I started by simply tracking what I was eating to get a sense of how my calories and nutrition were breaking down each day. I stumbled across My Plate on, first by finding the iTunes app. It allowed me to punch in my weight, how much I wanted to lose per week, and gave me a caloric goal to hit each day, that changed as my weight changed. I could track the food I ate, and any fitness activity. The fitness activity negated some of the calories, which I was encouraged to eat back — the idea being that the more you exercise, the more freedom you have when it comes to food.

Initially in using this, my only goal was to lose weight. But as I tracked calories I realized I could eat a lot more and feel a lot better if I focused on fruits, vegetables, and grains and not processed foods. Gradually, as the weeks went on, I eliminated more and more processed foods and began to see a change in weight.

Subtract the Fat was also helpful. This site allows you to enter your weight (and body fat, if you measure it) each day. It creates a running average, so those 160 pound to 167 pound jumps get smoothed out into increments of a pound. You can enter a weight loss per week goal, like on My Plate, or you can enter a weight you would like to be by a certain date and it will fill in the weekly blanks. It will tell you how well you’re doing, including a projected weight.

Where I was previously discouraged by a huge fluctuation, despite weighing myself on the same scale every morning when I woke up, now I can look at it on a larger scale and see that, even if I’ve gained a pound, I’ve actually lost a bit off my average since the beginning.



As I continued making these changes I found it constantly easier. Simple, healthy eating became more natural to me. While I have changed my way of eating several times since then, from dairy-free to keto and everything in between, I am grateful for this period in my life, when I finally lost the college weight and kickstarted a healthier lifestyle.

Recipe: Potato Pancakes

Potato Pancakes

When I was a kid my dad would make us a huge batch of potato pancakes every Shrove Tuesday. He’d fry them up in batches as we sat at the table wolfing them down as fast as he could cook. It was generally the only time of year we got to eat potato pancakes, unless he was feeling extra generous.
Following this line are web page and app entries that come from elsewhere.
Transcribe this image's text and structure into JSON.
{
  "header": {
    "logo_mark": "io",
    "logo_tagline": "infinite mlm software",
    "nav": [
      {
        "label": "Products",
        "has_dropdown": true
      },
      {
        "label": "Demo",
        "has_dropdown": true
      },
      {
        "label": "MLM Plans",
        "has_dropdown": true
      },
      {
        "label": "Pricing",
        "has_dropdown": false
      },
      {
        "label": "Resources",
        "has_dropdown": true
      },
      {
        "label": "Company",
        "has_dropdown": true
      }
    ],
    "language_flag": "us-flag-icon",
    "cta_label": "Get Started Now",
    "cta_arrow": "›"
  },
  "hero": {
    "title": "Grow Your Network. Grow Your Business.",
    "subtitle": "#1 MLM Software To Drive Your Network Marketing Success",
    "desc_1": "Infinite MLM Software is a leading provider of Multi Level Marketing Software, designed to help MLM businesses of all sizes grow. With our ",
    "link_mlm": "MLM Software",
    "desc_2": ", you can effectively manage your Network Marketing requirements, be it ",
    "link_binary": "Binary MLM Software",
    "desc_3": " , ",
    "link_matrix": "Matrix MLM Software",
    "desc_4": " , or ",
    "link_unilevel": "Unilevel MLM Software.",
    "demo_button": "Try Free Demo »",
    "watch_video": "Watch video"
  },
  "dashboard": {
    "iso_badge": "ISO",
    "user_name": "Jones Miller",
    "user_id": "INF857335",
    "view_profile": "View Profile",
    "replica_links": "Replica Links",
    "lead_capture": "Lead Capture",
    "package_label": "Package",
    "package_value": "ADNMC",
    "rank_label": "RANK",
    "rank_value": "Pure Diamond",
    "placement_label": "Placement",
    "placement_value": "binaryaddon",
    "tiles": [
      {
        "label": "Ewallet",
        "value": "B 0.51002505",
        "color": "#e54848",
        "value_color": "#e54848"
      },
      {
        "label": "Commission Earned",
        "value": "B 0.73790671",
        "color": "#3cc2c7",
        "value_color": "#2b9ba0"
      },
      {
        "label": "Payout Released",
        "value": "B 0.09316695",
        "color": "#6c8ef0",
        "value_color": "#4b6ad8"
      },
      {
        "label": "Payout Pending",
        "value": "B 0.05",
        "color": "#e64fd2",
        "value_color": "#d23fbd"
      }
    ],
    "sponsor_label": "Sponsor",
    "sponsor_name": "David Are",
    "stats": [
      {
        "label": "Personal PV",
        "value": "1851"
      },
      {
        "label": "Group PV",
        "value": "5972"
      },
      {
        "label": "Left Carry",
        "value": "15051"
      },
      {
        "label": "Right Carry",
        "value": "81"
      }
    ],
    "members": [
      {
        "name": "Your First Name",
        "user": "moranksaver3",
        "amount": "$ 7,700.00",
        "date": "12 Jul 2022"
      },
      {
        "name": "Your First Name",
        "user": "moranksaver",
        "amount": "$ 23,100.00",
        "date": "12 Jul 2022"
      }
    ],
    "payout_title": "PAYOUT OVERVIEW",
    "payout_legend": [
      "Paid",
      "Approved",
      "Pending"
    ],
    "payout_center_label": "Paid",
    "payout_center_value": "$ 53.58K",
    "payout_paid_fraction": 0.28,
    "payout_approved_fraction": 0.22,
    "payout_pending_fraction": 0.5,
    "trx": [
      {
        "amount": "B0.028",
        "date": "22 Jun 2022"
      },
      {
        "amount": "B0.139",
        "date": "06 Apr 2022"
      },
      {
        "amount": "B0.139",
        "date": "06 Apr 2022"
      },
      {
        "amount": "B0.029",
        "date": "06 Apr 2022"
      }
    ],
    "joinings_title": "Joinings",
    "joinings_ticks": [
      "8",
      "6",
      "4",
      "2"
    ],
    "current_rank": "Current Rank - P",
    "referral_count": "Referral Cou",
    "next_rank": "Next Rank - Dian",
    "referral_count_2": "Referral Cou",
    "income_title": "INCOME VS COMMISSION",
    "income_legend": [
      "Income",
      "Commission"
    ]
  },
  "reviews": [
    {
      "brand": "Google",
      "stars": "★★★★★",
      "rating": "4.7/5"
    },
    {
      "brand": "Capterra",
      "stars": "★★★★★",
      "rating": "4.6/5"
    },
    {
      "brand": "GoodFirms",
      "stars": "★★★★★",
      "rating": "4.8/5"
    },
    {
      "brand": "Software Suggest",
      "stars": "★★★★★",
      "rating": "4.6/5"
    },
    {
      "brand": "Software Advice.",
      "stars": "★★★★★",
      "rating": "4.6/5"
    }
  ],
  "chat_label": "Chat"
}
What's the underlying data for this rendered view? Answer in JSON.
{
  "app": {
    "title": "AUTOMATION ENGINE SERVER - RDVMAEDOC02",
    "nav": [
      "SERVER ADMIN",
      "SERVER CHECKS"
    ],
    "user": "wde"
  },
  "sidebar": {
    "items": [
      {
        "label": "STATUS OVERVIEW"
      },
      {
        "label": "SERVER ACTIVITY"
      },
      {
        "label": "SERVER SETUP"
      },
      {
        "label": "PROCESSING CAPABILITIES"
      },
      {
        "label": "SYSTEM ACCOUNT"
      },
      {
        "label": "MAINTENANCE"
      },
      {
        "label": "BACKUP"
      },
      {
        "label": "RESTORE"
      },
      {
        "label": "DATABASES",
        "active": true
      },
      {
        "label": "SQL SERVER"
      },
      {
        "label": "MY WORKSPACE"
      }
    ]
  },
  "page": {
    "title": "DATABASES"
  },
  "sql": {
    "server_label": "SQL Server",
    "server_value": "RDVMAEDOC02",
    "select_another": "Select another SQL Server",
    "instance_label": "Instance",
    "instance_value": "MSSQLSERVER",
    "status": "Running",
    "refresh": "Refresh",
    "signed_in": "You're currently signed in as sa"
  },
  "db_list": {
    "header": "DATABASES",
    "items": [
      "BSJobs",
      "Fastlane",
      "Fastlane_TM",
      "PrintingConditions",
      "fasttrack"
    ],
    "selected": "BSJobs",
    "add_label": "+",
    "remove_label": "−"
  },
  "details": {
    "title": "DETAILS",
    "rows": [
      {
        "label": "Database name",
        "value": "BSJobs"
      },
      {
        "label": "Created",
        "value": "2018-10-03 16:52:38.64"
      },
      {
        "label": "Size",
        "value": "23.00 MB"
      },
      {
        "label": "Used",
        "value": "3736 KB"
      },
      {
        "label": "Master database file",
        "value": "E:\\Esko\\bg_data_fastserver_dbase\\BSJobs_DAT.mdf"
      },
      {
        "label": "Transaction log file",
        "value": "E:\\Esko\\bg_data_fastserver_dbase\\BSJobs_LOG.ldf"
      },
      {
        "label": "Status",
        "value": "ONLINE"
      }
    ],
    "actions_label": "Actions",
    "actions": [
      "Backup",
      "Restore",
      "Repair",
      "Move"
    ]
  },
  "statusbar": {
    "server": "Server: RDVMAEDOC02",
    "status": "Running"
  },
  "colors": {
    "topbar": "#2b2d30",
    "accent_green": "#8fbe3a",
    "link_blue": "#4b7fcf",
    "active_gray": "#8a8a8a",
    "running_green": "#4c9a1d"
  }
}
If you look up potato pancakes you’ll find that everyone and their mother (or father) makes them differently. My dad scoffs at my use of a tiny amount of flour, while others load in so much that it’s more like a pancake with a few potato shavings in it than the potato-heavy cakes we make.

That being said, my recipe is really basic and will make about a dozen, enough to feed two people. It’s easily doubled or halved or quadrupled, depending on your crowd.

Easy Potato Pancakes

You’ll need one small onion, two russet potatoes, salt and pepper, a tablespoon of flour, one egg, and butter or oil (or both).

  1. Peel and grate the onion (on a real cheese grater, not a microplaner). Put the grated onion in a colander.
  2. Grate the potatoes. I grate mine with the peel on, because I’m lazy. Makes no difference.
  3. Put the potatoes in with the onion and toss it around. Let some of the moisture drip out of the colander.
  4. In the meantime, mix up one egg with a tablespoon of flour.
  5. Before you combine the egg/flour mix with the grated veggies, do your best to press out the remaining water from the colander.
  6. Once you’ve mixed it up, get your skillet hot and greased. I use butter and oil, about a tablespoon of each, but you can use whatever you want to fry the pancakes.
  7. Heap some of the potato mix into the pan and flatten it down with your scooping utensil or a spatula.
  8. When the pancakes are golden brown on the bottom (about five minutes), flip them over and cook them for another five minutes or so, then put them on paper towel to sop up some of the grease. Every time you add more cakes to the pan you’ll want to add more of your oil/butter/grease.

If you’re making a large batch or are a slow cooker like me, and you don’t want to run back and forth to the table like my dad used to do, you can keep the finished pancakes warm on a cookie sheet in an oven set to 200F until they’re all done.

Serve with sour cream, applesauce, ketchup, or whatever makes you happy. Yum.